3. Celebrate and learn from election successes
For now we can take heart from a few very firmly values-based and community-based campaigns. In Indi, north-eastern Victoria, Independent Helen Haines’ historic win was driven by 1700 volunteers, all of whom signed a values pledge, including local Common Cause practitioner Trudi Ryan who advised on values-based messaging.
In Canberra, Tim Hollo, with support from Common Cause co-Director Mark Chenery, won more than 24.5% of first preference votes, representing a 5.5% swing and one of the highest Greens primary votes in the country. Mark also supported the ACT Senate campaign for Dr Penny Kyburz who achieved the highest Greens Senate vote in the country, currently at 18% and expected to rise on absent and declaration votes.
And behind Zali Steggall’s unseating of Tony Abbott is the little-told story of People of Warringah, Voices of Warringah, Vote Tony Out and North Shore Environmental Stewards. Drawing on the Voices for Indi model of kitchen table conversations, they ran a hugely effective grassroots campaign based on what they value in their community and beyond.
The take home? Methods and messengers are just as important as the message.
4. Build people power through participation

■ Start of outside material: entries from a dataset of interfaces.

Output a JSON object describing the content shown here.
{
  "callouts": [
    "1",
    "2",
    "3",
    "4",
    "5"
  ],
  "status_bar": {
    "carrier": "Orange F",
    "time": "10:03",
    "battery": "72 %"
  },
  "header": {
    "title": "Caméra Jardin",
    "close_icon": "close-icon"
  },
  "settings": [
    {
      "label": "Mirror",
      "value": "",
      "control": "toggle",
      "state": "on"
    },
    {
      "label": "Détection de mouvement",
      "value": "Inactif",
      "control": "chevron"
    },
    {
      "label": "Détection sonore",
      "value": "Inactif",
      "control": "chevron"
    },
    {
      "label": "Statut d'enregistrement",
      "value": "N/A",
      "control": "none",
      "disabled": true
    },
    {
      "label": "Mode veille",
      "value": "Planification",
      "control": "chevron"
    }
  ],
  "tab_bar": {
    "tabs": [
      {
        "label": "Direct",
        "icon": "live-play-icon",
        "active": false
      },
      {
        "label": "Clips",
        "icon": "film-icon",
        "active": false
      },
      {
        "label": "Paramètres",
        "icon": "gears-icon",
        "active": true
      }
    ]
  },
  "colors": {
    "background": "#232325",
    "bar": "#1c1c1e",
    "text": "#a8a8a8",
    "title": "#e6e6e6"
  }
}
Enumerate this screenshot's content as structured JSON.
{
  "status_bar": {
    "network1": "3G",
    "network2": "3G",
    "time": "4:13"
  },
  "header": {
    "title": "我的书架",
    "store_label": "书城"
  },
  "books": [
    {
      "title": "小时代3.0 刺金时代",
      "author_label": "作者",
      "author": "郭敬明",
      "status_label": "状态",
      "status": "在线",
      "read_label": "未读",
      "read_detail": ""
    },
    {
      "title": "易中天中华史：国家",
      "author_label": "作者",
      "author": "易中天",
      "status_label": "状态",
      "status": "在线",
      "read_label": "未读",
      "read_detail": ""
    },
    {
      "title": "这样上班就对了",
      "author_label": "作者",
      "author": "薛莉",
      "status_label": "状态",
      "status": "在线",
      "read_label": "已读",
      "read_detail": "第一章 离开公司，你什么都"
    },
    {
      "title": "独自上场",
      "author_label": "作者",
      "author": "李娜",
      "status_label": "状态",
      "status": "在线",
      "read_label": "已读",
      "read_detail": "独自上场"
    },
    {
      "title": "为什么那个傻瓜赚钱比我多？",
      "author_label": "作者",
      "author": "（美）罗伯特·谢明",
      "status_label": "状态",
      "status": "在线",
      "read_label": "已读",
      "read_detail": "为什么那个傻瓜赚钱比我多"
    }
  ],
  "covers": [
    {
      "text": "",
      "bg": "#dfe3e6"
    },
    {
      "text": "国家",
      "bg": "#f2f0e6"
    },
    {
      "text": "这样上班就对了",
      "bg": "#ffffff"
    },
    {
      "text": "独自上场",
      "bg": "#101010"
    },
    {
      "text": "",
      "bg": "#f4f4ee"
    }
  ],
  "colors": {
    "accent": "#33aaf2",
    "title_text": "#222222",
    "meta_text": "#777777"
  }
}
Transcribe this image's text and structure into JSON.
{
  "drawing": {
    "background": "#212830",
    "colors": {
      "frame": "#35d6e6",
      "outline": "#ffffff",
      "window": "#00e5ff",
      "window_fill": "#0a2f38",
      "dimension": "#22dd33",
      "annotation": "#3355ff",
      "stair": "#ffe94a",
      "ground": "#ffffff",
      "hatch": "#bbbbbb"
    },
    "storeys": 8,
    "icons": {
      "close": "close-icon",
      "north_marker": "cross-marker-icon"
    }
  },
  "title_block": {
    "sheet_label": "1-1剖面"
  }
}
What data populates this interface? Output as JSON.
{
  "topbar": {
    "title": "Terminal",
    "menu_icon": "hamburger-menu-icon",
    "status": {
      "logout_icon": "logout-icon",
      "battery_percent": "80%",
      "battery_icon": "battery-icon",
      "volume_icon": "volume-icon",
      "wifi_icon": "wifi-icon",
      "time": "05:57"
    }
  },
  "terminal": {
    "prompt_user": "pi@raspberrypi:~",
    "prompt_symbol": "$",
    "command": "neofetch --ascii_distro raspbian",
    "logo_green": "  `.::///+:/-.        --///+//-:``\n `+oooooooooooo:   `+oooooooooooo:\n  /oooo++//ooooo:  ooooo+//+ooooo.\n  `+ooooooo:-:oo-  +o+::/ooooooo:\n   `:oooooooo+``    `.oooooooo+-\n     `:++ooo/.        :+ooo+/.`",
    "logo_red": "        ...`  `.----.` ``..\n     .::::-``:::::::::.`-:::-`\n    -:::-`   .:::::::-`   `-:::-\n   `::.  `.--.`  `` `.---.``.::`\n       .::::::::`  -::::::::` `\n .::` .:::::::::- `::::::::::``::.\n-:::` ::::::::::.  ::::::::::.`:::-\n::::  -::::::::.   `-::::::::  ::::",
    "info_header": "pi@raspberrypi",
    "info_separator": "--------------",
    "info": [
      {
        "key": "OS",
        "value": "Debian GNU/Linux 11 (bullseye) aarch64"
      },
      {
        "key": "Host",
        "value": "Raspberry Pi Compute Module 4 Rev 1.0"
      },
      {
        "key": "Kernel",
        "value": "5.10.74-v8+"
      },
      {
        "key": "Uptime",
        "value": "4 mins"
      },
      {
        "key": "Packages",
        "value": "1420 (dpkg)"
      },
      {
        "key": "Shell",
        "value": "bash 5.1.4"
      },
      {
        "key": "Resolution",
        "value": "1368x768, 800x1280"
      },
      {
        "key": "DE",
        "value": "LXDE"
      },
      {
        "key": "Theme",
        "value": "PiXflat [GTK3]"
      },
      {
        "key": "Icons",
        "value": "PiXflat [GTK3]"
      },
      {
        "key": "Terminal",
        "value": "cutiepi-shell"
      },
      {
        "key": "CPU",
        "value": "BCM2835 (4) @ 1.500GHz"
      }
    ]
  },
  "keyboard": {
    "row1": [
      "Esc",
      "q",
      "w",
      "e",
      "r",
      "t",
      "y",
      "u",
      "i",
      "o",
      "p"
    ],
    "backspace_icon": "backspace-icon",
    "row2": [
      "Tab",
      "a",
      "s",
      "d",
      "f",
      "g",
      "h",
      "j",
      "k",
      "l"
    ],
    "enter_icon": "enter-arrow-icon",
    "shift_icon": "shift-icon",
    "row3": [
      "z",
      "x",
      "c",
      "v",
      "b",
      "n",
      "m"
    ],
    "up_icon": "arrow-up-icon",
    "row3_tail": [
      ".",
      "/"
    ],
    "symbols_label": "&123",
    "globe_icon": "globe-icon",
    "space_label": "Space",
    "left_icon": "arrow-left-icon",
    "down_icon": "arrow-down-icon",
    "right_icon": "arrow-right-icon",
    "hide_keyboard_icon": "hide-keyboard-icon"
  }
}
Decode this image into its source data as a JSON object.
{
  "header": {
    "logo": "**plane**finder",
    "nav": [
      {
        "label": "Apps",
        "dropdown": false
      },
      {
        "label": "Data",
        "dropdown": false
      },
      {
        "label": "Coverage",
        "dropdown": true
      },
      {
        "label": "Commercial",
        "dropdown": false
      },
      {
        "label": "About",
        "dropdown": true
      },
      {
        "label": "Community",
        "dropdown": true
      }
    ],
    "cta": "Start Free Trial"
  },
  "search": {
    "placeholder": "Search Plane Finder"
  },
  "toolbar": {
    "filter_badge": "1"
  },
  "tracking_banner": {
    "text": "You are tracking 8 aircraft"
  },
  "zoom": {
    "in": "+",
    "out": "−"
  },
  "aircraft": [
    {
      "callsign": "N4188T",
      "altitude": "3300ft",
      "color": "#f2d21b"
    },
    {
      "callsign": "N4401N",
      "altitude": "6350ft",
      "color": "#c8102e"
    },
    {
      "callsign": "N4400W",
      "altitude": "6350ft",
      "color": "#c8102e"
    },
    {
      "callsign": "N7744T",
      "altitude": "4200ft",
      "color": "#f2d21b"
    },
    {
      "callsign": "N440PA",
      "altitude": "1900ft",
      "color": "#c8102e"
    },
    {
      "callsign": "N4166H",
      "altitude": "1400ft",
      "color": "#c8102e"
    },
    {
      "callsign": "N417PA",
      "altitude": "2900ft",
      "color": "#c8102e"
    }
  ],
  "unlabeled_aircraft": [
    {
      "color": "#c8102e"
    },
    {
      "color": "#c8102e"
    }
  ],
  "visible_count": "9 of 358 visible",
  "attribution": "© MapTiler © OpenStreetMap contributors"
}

This one’s up to you, with support from progressive organisations. Get active in a NENA sectoral or geographic Hub and come to the Conference 4-7 October in Perth. Join a local group or start your own (as an example, the Australian Conservation Foundation supports 27 community groups around the country and is keen to support many more). Start conversations beyond the “quinoa curtain” - with your friends, family, neighbours, colleagues, taxi drivers and corner store owners. Join 1700 fellow changemakers at the hub of inspiration and learning that is Progress on 20-21 June in Melbourne. If you’re able to make it, we’d love to have you at our session on Principles for systems change, co-hosted by Millie Rooney, National Coordinator of Australia reMADE. For fellow Brisbanites and others able to join us, I’m teaming up with QCOSS to organise a cross-issue, cross-sector strategy session, asking: how can we implement Australia reMADE? Please let me know if you’d like to be involved in organising or participating - or if you’d like to hold a similar forum elsewhere.
Until then, remember: we are the ones we have been waiting for.
Common Cause Australia is loudly and proudly progressive but apolitical within that spectrum. Over the years, we have welcomed Labor, Greens and Independent staff and volunteers to our workshops.